*PROBLEM*.
Verbatim copy, images excluded: write out each record shown below.

(Records from a collection)

◇ ◇ ◇ ◇ ◇

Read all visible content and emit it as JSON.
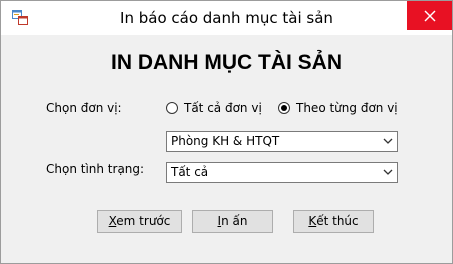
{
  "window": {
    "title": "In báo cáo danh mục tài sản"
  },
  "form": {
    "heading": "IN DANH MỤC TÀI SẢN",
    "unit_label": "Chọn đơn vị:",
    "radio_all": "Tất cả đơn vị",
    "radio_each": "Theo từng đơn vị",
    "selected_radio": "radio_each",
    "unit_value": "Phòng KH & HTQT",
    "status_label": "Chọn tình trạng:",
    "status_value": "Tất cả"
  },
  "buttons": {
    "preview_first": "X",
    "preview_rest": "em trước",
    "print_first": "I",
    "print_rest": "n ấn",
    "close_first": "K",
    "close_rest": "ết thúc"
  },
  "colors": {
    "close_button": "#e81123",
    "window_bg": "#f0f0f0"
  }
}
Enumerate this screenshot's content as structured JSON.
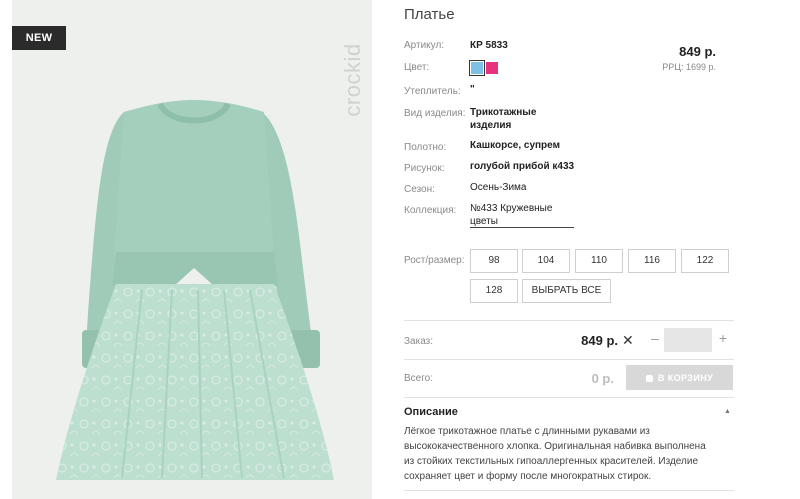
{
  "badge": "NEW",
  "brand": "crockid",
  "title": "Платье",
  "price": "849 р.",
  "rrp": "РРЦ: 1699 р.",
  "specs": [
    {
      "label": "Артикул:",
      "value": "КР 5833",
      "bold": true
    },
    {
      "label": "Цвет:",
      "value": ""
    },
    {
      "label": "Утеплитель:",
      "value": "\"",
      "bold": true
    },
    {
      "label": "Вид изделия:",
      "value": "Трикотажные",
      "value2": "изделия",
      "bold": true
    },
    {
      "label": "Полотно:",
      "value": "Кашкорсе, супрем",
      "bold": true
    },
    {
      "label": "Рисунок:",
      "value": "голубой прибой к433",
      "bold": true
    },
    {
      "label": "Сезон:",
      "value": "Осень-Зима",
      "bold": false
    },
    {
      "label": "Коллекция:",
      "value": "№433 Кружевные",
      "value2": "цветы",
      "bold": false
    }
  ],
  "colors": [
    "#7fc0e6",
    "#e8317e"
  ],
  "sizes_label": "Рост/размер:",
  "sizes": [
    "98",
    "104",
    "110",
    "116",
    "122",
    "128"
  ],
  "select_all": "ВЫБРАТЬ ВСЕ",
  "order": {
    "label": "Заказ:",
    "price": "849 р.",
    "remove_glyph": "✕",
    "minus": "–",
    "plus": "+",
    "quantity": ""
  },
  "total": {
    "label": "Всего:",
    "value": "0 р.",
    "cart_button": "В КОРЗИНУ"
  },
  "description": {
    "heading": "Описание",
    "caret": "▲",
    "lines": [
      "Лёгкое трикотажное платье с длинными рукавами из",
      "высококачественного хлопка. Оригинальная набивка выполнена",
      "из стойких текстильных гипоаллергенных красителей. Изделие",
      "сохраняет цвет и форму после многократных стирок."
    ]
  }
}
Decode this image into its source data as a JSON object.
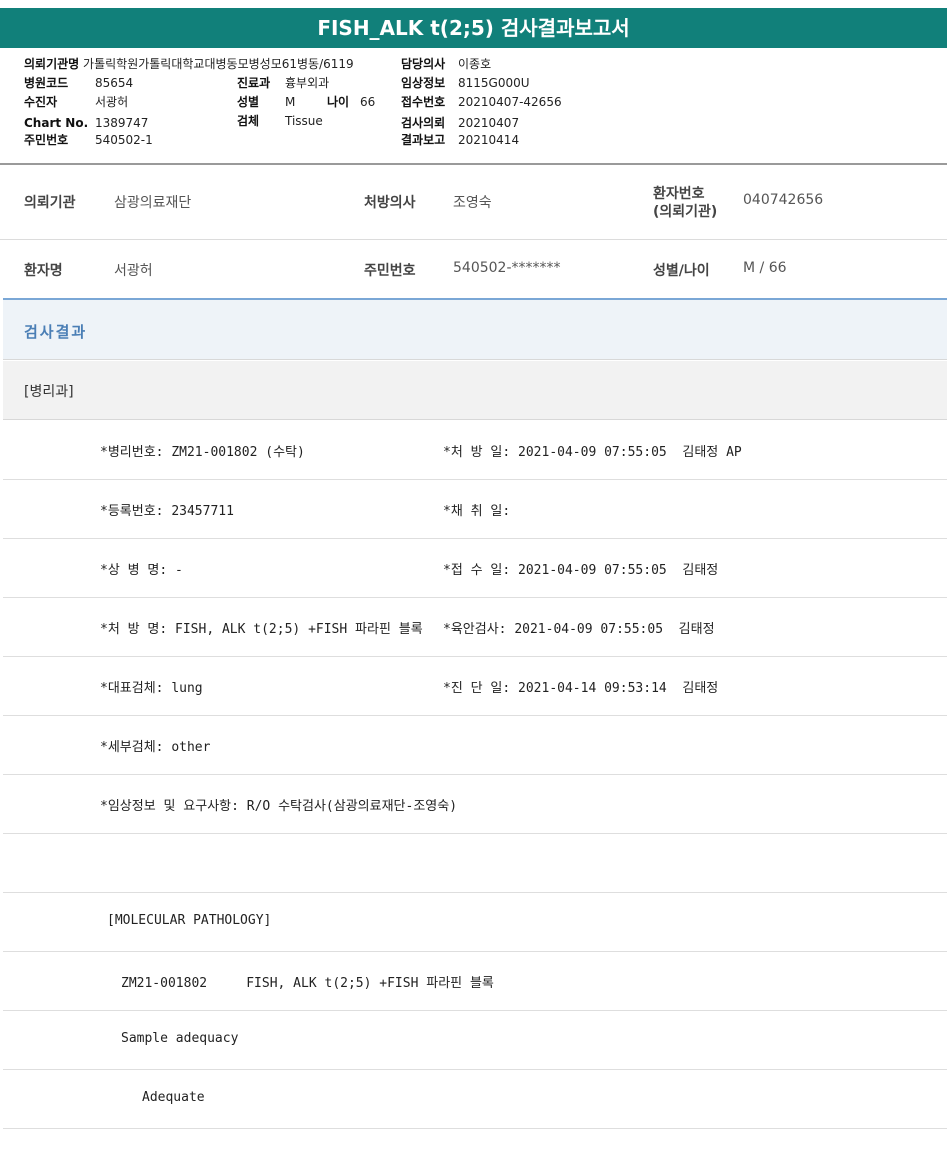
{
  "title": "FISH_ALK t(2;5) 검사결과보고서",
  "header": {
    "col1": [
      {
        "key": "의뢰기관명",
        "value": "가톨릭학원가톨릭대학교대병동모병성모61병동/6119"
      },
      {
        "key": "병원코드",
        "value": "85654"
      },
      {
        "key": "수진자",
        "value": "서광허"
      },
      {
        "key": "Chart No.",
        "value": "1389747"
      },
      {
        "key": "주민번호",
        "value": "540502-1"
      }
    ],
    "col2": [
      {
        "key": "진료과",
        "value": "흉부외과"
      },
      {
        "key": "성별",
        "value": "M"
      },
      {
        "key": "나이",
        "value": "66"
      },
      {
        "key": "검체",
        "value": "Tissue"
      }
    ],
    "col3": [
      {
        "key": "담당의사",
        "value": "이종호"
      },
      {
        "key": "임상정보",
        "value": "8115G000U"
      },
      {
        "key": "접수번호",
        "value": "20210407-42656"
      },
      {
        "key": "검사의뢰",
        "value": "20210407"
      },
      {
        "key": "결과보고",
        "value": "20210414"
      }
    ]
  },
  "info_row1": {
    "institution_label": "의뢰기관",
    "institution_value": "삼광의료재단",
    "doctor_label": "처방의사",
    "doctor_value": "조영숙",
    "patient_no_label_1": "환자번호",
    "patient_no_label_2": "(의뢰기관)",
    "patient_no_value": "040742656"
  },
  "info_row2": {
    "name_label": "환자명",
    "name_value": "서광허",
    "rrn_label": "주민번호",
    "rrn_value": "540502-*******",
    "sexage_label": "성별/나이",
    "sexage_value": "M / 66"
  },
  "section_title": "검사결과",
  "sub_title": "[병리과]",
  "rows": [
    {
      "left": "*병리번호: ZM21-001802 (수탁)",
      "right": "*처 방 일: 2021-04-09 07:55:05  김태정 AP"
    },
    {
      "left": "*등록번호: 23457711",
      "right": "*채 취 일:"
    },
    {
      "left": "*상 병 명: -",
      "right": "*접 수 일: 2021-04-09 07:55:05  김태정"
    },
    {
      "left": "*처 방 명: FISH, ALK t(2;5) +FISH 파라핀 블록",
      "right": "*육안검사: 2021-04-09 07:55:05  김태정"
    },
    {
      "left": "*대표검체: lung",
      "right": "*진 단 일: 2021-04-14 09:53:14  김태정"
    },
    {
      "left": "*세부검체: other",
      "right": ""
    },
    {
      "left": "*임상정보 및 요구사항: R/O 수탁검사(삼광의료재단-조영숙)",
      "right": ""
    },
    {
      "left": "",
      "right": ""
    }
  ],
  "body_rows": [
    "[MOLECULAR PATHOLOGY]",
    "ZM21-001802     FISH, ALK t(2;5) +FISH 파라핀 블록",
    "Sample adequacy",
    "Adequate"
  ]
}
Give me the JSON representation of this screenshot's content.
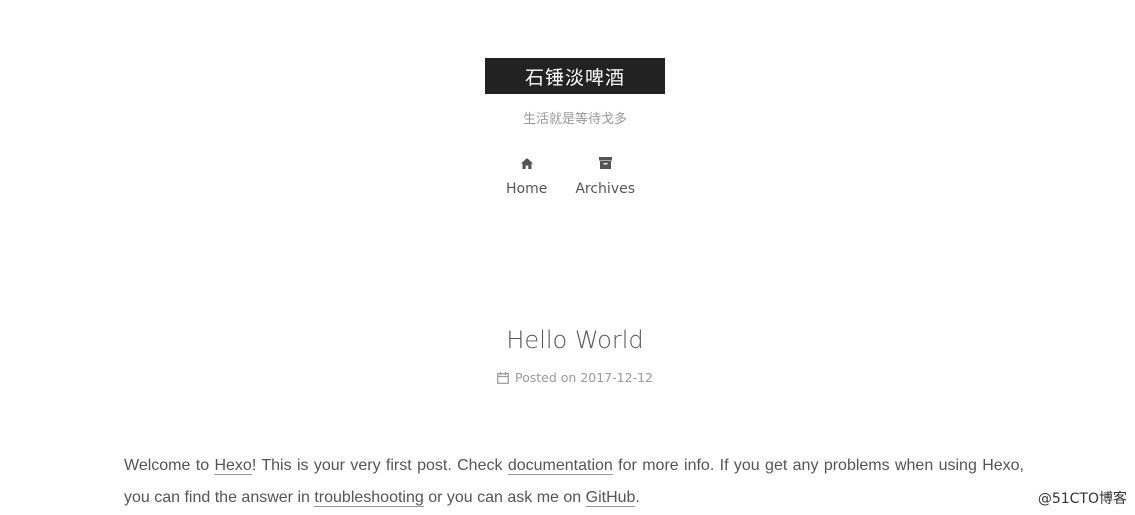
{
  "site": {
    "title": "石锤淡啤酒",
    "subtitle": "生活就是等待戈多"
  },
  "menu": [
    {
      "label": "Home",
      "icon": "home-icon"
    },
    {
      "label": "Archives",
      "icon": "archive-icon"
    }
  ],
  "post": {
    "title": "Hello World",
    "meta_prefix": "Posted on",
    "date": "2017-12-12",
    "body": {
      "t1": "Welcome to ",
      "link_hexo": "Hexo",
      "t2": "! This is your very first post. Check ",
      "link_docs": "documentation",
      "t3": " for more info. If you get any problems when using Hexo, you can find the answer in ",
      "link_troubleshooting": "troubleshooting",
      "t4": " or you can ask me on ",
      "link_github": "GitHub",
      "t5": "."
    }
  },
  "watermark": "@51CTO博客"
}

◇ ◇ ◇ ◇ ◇

*RESPONSE FOR THIS EXERCISE*.
Read all visible content and emit it as JSON.
{
  "window": {
    "title": "In báo cáo danh mục tài sản"
  },
  "form": {
    "heading": "IN DANH MỤC TÀI SẢN",
    "unit_label": "Chọn đơn vị:",
    "radio_all": "Tất cả đơn vị",
    "radio_each": "Theo từng đơn vị",
    "selected_radio": "radio_each",
    "unit_value": "Phòng KH & HTQT",
    "status_label": "Chọn tình trạng:",
    "status_value": "Tất cả"
  },
  "buttons": {
    "preview_first": "X",
    "preview_rest": "em trước",
    "print_first": "I",
    "print_rest": "n ấn",
    "close_first": "K",
    "close_rest": "ết thúc"
  },
  "colors": {
    "close_button": "#e81123",
    "window_bg": "#f0f0f0"
  }
}
Enumerate this screenshot's content as structured JSON.
{
  "badge": "NEW",
  "brand": "crockid",
  "title": "Платье",
  "price": "849 р.",
  "rrp": "РРЦ: 1699 р.",
  "specs": [
    {
      "label": "Артикул:",
      "value": "КР 5833",
      "bold": true
    },
    {
      "label": "Цвет:",
      "value": ""
    },
    {
      "label": "Утеплитель:",
      "value": "\"",
      "bold": true
    },
    {
      "label": "Вид изделия:",
      "value": "Трикотажные",
      "value2": "изделия",
      "bold": true
    },
    {
      "label": "Полотно:",
      "value": "Кашкорсе, супрем",
      "bold": true
    },
    {
      "label": "Рисунок:",
      "value": "голубой прибой к433",
      "bold": true
    },
    {
      "label": "Сезон:",
      "value": "Осень-Зима",
      "bold": false
    },
    {
      "label": "Коллекция:",
      "value": "№433 Кружевные",
      "value2": "цветы",
      "bold": false
    }
  ],
  "colors": [
    "#7fc0e6",
    "#e8317e"
  ],
  "sizes_label": "Рост/размер:",
  "sizes": [
    "98",
    "104",
    "110",
    "116",
    "122",
    "128"
  ],
  "select_all": "ВЫБРАТЬ ВСЕ",
  "order": {
    "label": "Заказ:",
    "price": "849 р.",
    "remove_glyph": "✕",
    "minus": "–",
    "plus": "+",
    "quantity": ""
  },
  "total": {
    "label": "Всего:",
    "value": "0 р.",
    "cart_button": "В КОРЗИНУ"
  },
  "description": {
    "heading": "Описание",
    "caret": "▲",
    "lines": [
      "Лёгкое трикотажное платье с длинными рукавами из",
      "высококачественного хлопка. Оригинальная набивка выполнена",
      "из стойких текстильных гипоаллергенных красителей. Изделие",
      "сохраняет цвет и форму после многократных стирок."
    ]
  }
}
Decode this image into its source data as a JSON object.
{
  "title": "FISH_ALK t(2;5) 검사결과보고서",
  "header": {
    "col1": [
      {
        "key": "의뢰기관명",
        "value": "가톨릭학원가톨릭대학교대병동모병성모61병동/6119"
      },
      {
        "key": "병원코드",
        "value": "85654"
      },
      {
        "key": "수진자",
        "value": "서광허"
      },
      {
        "key": "Chart No.",
        "value": "1389747"
      },
      {
        "key": "주민번호",
        "value": "540502-1"
      }
    ],
    "col2": [
      {
        "key": "진료과",
        "value": "흉부외과"
      },
      {
        "key": "성별",
        "value": "M"
      },
      {
        "key": "나이",
        "value": "66"
      },
      {
        "key": "검체",
        "value": "Tissue"
      }
    ],
    "col3": [
      {
        "key": "담당의사",
        "value": "이종호"
      },
      {
        "key": "임상정보",
        "value": "8115G000U"
      },
      {
        "key": "접수번호",
        "value": "20210407-42656"
      },
      {
        "key": "검사의뢰",
        "value": "20210407"
      },
      {
        "key": "결과보고",
        "value": "20210414"
      }
    ]
  },
  "info_row1": {
    "institution_label": "의뢰기관",
    "institution_value": "삼광의료재단",
    "doctor_label": "처방의사",
    "doctor_value": "조영숙",
    "patient_no_label_1": "환자번호",
    "patient_no_label_2": "(의뢰기관)",
    "patient_no_value": "040742656"
  },
  "info_row2": {
    "name_label": "환자명",
    "name_value": "서광허",
    "rrn_label": "주민번호",
    "rrn_value": "540502-*******",
    "sexage_label": "성별/나이",
    "sexage_value": "M / 66"
  },
  "section_title": "검사결과",
  "sub_title": "[병리과]",
  "rows": [
    {
      "left": "*병리번호: ZM21-001802 (수탁)",
      "right": "*처 방 일: 2021-04-09 07:55:05  김태정 AP"
    },
    {
      "left": "*등록번호: 23457711",
      "right": "*채 취 일:"
    },
    {
      "left": "*상 병 명: -",
      "right": "*접 수 일: 2021-04-09 07:55:05  김태정"
    },
    {
      "left": "*처 방 명: FISH, ALK t(2;5) +FISH 파라핀 블록",
      "right": "*육안검사: 2021-04-09 07:55:05  김태정"
    },
    {
      "left": "*대표검체: lung",
      "right": "*진 단 일: 2021-04-14 09:53:14  김태정"
    },
    {
      "left": "*세부검체: other",
      "right": ""
    },
    {
      "left": "*임상정보 및 요구사항: R/O 수탁검사(삼광의료재단-조영숙)",
      "right": ""
    },
    {
      "left": "",
      "right": ""
    }
  ],
  "body_rows": [
    "[MOLECULAR PATHOLOGY]",
    "ZM21-001802     FISH, ALK t(2;5) +FISH 파라핀 블록",
    "Sample adequacy",
    "Adequate"
  ]
}
Give me the JSON representation of this screenshot's content.
{
  "site": {
    "title": "石锤淡啤酒",
    "subtitle": "生活就是等待戈多"
  },
  "menu": [
    {
      "label": "Home",
      "icon": "home-icon"
    },
    {
      "label": "Archives",
      "icon": "archive-icon"
    }
  ],
  "post": {
    "title": "Hello World",
    "meta_prefix": "Posted on",
    "date": "2017-12-12",
    "body": {
      "t1": "Welcome to ",
      "link_hexo": "Hexo",
      "t2": "! This is your very first post. Check ",
      "link_docs": "documentation",
      "t3": " for more info. If you get any problems when using Hexo, you can find the answer in ",
      "link_troubleshooting": "troubleshooting",
      "t4": " or you can ask me on ",
      "link_github": "GitHub",
      "t5": "."
    }
  },
  "watermark": "@51CTO博客"
}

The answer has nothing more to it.